What needs to be done
Show every line of the data below that includes the word "JSON".

Data to use

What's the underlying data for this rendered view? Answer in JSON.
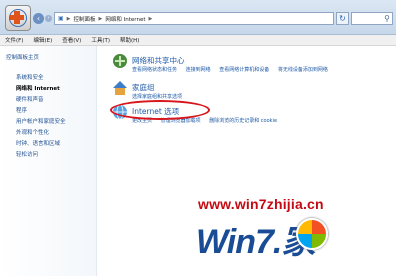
{
  "address": {
    "segments": [
      "控制面板",
      "网络和 Internet"
    ],
    "separator": "▶"
  },
  "menubar": [
    "文件(F)",
    "编辑(E)",
    "查看(V)",
    "工具(T)",
    "帮助(H)"
  ],
  "sidebar": {
    "home": "控制面板主页",
    "items": [
      {
        "label": "系统和安全",
        "active": false
      },
      {
        "label": "网络和 Internet",
        "active": true
      },
      {
        "label": "硬件和声音",
        "active": false
      },
      {
        "label": "程序",
        "active": false
      },
      {
        "label": "用户帐户和家庭安全",
        "active": false
      },
      {
        "label": "外观和个性化",
        "active": false
      },
      {
        "label": "时钟、语言和区域",
        "active": false
      },
      {
        "label": "轻松访问",
        "active": false
      }
    ]
  },
  "categories": [
    {
      "title": "网络和共享中心",
      "links": [
        "查看网络状态和任务",
        "连接到网络",
        "查看网络计算机和设备",
        "将无线设备添加到网络"
      ]
    },
    {
      "title": "家庭组",
      "links": [
        "选择家庭组和共享选项"
      ]
    },
    {
      "title": "Internet 选项",
      "links": [
        "更改主页",
        "管理浏览器加载项",
        "删除浏览的历史记录和 cookie"
      ]
    }
  ],
  "watermark": {
    "url": "www.win7zhijia.cn",
    "logo": "Win7.家"
  },
  "colors": {
    "accent": "#1e5aa8",
    "highlight_circle": "#d8151d",
    "watermark_red": "#c40a12"
  }
}
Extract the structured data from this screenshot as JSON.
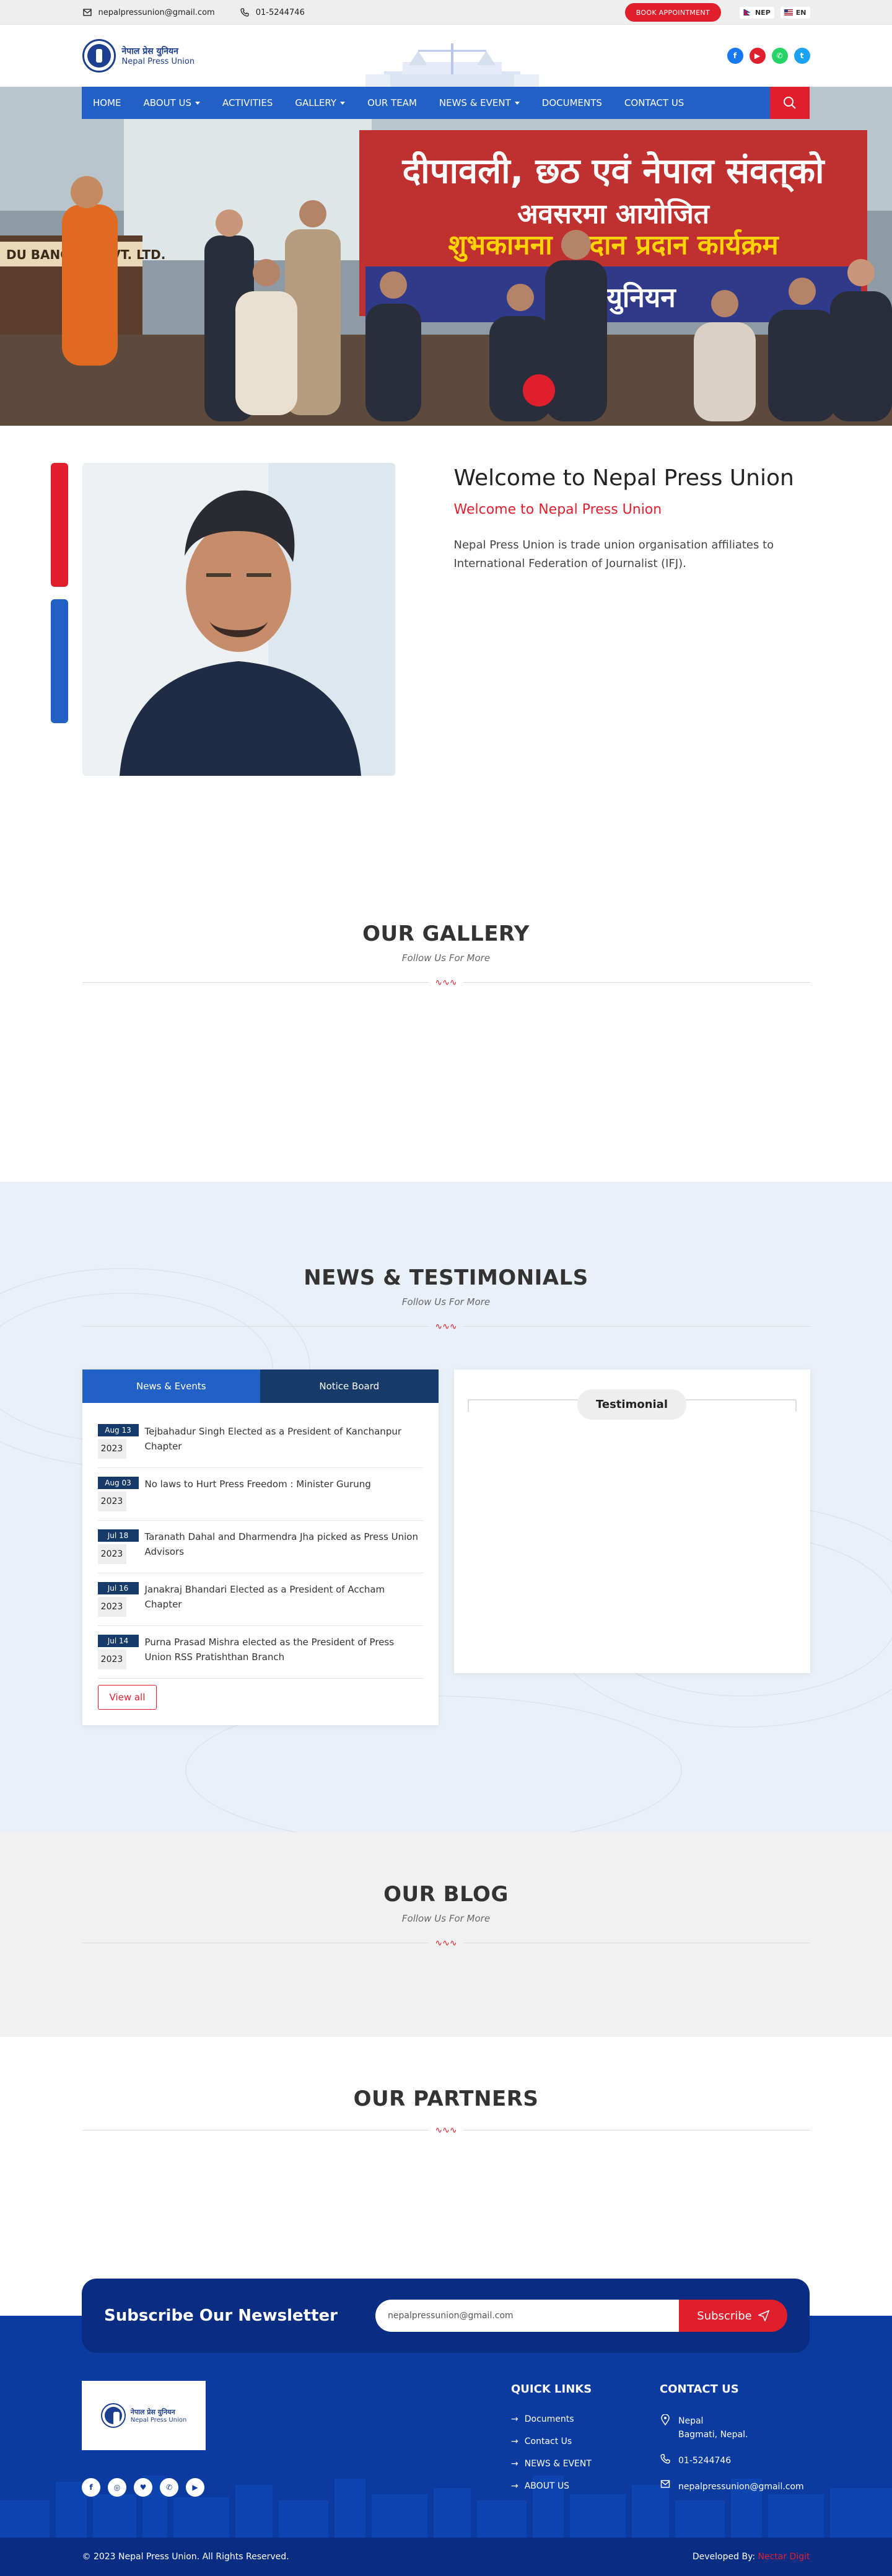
{
  "topbar": {
    "email": "nepalpressunion@gmail.com",
    "phone": "01-5244746",
    "book_label": "BOOK APPOINTMENT",
    "lang_nep": "NEP",
    "lang_en": "EN"
  },
  "brand": {
    "name_np": "नेपाल प्रेस युनियन",
    "name_en": "Nepal Press Union"
  },
  "nav": {
    "items": [
      {
        "label": "HOME"
      },
      {
        "label": "ABOUT US"
      },
      {
        "label": "ACTIVITIES"
      },
      {
        "label": "GALLERY"
      },
      {
        "label": "OUR TEAM"
      },
      {
        "label": "NEWS & EVENT"
      },
      {
        "label": "DOCUMENTS"
      },
      {
        "label": "CONTACT US"
      }
    ]
  },
  "hero": {
    "banner_line1": "दीपावली, छठ एवं नेपाल संवत्‌को",
    "banner_line2": "अवसरमा आयोजित",
    "banner_line3": "शुभकामना आदान प्रदान कार्यक्रम",
    "banner_org": "प्रेस युनियन",
    "podium": "DU BANQUET PVT. LTD."
  },
  "welcome": {
    "title": "Welcome to Nepal Press Union",
    "subtitle": "Welcome to Nepal Press Union",
    "body": "Nepal Press Union is trade union organisation affiliates to International Federation of Journalist (IFJ)."
  },
  "gallery": {
    "title": "OUR GALLERY",
    "sub": "Follow Us For More"
  },
  "news": {
    "title": "NEWS & TESTIMONIALS",
    "sub": "Follow Us For More",
    "tab_news": "News & Events",
    "tab_notice": "Notice Board",
    "items": [
      {
        "md": "Aug 13",
        "year": "2023",
        "title": "Tejbahadur Singh Elected as a President of Kanchanpur Chapter"
      },
      {
        "md": "Aug 03",
        "year": "2023",
        "title": "No laws to Hurt Press Freedom : Minister Gurung"
      },
      {
        "md": "Jul 18",
        "year": "2023",
        "title": "Taranath Dahal and Dharmendra Jha picked as Press Union Advisors"
      },
      {
        "md": "Jul 16",
        "year": "2023",
        "title": "Janakraj Bhandari Elected as a President of Accham Chapter"
      },
      {
        "md": "Jul 14",
        "year": "2023",
        "title": "Purna Prasad Mishra elected as the President of Press Union RSS Pratishthan Branch"
      }
    ],
    "view_all": "View all",
    "testimonial": "Testimonial"
  },
  "blog": {
    "title": "OUR BLOG",
    "sub": "Follow Us For More"
  },
  "partners": {
    "title": "OUR PARTNERS"
  },
  "footer": {
    "newsletter_title": "Subscribe Our Newsletter",
    "newsletter_value": "nepalpressunion@gmail.com",
    "subscribe_label": "Subscribe",
    "quick_title": "QUICK LINKS",
    "links": [
      {
        "label": "Documents"
      },
      {
        "label": "Contact Us"
      },
      {
        "label": "NEWS & EVENT"
      },
      {
        "label": "ABOUT US"
      }
    ],
    "contact_title": "CONTACT US",
    "address_line1": "Nepal",
    "address_line2": "Bagmati, Nepal.",
    "phone": "01-5244746",
    "email": "nepalpressunion@gmail.com",
    "copyright": "© 2023 Nepal Press Union. All Rights Reserved.",
    "developed_prefix": "Developed By:",
    "developed_name": "Nectar Digit"
  },
  "colors": {
    "brand_blue": "#2160c4",
    "accent_red": "#e01f2d",
    "navy": "#0a2d84"
  }
}
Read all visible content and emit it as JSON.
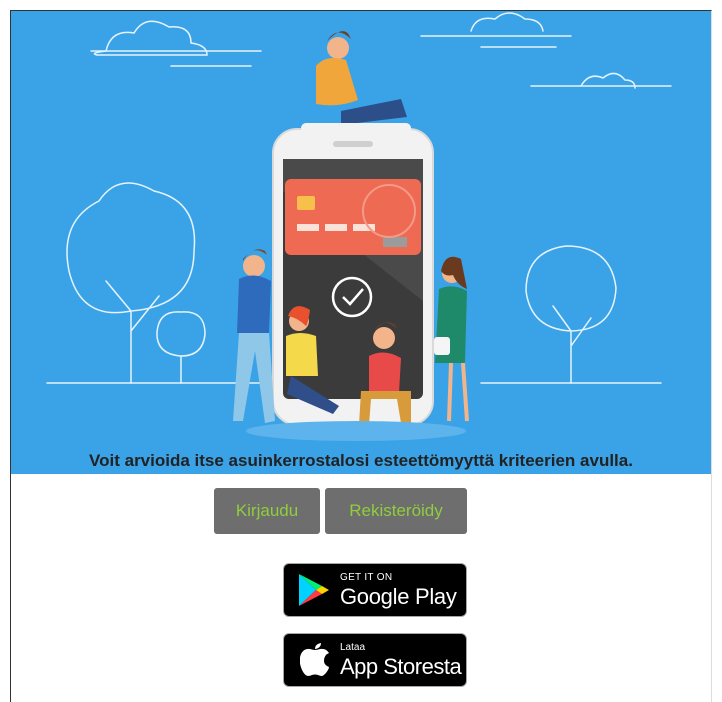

Task answer
What's the underlying data for this rendered view? Answer in JSON.
Extract the structured data from this screenshot as JSON.
Read all visible content and emit it as JSON.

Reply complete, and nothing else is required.